### WHAT TO DO
Only the lines holding the word "görüntüleme" are wanted; copy each of them from the listing.

[[ INPUT, beginning ]]

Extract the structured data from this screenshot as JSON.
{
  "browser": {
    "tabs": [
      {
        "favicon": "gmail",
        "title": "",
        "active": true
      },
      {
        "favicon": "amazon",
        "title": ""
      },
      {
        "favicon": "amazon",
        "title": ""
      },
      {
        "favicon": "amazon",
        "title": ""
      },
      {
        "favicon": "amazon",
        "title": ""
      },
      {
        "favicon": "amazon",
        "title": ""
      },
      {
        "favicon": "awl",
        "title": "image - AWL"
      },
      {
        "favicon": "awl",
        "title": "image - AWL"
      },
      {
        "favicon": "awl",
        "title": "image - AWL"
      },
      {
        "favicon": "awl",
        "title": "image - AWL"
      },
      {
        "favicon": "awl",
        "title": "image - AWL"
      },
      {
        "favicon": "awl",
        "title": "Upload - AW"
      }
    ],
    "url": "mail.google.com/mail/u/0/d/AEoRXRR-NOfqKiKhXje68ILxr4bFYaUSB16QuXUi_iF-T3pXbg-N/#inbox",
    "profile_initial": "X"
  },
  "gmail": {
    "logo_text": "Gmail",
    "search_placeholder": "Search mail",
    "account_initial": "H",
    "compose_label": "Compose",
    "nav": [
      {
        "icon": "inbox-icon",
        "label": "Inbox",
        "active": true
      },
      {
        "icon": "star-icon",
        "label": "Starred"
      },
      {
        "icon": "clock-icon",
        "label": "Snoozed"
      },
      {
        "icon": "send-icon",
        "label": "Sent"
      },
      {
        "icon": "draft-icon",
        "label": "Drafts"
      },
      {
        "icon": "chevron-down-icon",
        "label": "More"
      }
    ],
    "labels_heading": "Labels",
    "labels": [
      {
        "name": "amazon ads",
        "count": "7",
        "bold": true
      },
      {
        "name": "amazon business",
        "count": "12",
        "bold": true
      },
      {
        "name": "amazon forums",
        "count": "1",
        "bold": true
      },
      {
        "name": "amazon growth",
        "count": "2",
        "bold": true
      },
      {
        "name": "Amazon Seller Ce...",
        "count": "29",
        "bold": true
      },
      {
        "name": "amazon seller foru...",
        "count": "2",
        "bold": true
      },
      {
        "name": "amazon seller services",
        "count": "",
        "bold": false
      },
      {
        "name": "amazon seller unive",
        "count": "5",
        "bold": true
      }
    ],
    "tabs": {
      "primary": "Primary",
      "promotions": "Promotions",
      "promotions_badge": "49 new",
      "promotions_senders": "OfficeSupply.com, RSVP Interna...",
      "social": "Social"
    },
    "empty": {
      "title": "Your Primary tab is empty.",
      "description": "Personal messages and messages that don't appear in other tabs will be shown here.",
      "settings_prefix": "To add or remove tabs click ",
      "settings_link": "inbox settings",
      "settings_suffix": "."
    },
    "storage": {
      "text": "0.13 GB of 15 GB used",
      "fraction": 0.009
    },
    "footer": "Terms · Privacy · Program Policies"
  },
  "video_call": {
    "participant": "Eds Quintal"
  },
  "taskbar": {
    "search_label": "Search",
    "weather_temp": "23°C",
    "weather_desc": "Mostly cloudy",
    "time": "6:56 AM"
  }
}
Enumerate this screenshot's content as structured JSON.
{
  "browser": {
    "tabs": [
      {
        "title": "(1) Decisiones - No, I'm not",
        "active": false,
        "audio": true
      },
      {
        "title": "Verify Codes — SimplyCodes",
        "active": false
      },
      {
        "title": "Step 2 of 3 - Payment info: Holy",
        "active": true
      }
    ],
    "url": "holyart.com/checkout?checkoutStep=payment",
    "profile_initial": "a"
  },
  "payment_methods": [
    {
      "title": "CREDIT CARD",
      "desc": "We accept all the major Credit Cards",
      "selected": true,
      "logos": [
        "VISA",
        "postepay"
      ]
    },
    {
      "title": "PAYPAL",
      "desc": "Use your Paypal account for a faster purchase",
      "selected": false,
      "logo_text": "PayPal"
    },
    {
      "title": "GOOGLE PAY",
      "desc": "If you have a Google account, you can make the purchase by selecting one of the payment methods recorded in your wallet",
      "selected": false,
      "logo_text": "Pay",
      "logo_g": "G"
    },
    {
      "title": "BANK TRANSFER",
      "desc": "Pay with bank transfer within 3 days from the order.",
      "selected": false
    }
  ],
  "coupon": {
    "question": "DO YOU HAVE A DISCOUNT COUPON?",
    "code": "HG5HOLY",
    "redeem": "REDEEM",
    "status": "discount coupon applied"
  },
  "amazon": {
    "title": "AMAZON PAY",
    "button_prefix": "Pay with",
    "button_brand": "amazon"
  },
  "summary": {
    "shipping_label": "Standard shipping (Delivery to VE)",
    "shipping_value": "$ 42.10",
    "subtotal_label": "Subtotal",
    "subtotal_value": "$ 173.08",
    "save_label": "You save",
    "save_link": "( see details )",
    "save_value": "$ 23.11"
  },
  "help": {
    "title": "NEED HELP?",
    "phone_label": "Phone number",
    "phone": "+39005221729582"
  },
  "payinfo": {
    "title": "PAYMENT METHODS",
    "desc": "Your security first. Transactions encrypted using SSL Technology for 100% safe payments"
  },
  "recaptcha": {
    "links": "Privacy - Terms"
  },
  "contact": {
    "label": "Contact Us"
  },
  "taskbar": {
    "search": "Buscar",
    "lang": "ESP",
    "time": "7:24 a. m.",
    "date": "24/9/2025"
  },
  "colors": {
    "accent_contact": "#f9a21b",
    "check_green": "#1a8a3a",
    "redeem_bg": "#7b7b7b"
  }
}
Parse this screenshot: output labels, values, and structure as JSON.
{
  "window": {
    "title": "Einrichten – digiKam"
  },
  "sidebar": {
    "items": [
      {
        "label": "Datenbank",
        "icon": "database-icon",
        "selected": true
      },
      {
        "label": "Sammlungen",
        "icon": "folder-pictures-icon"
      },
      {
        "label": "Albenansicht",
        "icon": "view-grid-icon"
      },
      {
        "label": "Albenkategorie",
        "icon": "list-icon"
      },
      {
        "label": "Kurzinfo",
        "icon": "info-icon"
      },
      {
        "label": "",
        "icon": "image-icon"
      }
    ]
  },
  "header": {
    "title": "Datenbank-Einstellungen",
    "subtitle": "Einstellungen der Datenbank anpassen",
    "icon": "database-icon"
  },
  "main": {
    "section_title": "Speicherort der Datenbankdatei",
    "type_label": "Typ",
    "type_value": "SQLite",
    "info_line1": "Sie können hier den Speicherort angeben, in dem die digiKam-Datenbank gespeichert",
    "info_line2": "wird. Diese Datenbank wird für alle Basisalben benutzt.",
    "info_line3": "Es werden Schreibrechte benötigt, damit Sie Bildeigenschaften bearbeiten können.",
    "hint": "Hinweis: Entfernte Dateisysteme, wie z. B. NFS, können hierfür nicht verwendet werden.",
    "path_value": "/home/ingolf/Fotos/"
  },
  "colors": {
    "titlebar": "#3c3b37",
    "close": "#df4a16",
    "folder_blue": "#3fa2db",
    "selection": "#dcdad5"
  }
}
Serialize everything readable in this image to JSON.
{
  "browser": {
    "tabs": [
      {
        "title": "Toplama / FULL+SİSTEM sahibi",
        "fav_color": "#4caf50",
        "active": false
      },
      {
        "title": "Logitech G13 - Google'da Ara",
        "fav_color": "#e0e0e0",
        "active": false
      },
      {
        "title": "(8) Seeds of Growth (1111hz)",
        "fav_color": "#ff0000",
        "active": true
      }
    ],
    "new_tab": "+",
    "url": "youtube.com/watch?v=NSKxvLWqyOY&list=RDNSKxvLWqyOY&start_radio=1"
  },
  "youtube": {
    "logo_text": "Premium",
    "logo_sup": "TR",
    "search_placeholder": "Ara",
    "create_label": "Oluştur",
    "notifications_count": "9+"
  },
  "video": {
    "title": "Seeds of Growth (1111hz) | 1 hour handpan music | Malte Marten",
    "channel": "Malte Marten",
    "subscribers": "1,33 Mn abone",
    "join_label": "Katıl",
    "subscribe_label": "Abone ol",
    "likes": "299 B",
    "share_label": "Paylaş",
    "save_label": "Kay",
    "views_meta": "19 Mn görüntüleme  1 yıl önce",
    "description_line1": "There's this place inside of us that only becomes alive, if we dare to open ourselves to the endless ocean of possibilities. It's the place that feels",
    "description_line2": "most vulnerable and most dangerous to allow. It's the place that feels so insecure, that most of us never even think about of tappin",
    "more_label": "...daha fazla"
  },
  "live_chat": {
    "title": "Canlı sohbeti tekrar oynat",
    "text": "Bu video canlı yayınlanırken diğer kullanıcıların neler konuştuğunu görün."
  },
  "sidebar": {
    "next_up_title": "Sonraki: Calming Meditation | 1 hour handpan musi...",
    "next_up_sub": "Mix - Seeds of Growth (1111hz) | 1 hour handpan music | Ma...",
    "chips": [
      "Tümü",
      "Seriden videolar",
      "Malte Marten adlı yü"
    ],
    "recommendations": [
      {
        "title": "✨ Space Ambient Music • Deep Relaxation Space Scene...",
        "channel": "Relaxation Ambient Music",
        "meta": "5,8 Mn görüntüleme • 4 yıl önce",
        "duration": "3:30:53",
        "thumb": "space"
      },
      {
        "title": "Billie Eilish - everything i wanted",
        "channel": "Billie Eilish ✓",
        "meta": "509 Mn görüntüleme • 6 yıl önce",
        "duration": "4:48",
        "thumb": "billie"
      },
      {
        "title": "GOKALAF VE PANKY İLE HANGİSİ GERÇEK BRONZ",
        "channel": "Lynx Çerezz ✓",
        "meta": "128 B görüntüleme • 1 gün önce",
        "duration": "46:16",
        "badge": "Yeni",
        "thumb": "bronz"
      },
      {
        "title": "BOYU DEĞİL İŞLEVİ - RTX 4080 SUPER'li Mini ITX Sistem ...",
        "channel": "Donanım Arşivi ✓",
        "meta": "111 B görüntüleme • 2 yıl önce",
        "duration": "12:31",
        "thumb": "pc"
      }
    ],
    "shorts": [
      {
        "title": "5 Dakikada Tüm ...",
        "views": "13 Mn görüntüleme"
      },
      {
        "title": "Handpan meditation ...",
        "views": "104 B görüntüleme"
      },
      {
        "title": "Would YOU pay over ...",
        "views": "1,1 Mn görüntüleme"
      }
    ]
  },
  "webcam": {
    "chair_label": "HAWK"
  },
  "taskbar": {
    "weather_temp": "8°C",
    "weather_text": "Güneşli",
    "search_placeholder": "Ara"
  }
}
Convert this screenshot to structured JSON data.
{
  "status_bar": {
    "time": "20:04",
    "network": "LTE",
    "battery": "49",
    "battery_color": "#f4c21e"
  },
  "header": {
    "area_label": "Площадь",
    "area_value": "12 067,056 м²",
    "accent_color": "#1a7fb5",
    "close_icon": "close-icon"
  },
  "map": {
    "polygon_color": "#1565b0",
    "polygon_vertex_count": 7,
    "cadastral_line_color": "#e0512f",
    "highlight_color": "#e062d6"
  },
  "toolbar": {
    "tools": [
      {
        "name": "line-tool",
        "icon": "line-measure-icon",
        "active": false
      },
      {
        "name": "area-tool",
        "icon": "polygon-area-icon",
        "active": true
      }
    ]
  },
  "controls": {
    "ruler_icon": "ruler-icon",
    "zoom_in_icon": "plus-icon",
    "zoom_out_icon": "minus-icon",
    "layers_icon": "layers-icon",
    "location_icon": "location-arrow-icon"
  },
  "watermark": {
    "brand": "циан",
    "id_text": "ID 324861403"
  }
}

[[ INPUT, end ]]

### RESPONSE AREA
    "views_meta": "19 Mn görüntüleme  1 yıl önce",
        "meta": "5,8 Mn görüntüleme • 4 yıl önce",
        "meta": "509 Mn görüntüleme • 6 yıl önce",
        "meta": "128 B görüntüleme • 1 gün önce",
        "meta": "111 B görüntüleme • 2 yıl önce",
        "views": "13 Mn görüntüleme"
        "views": "104 B görüntüleme"
        "views": "1,1 Mn görüntüleme"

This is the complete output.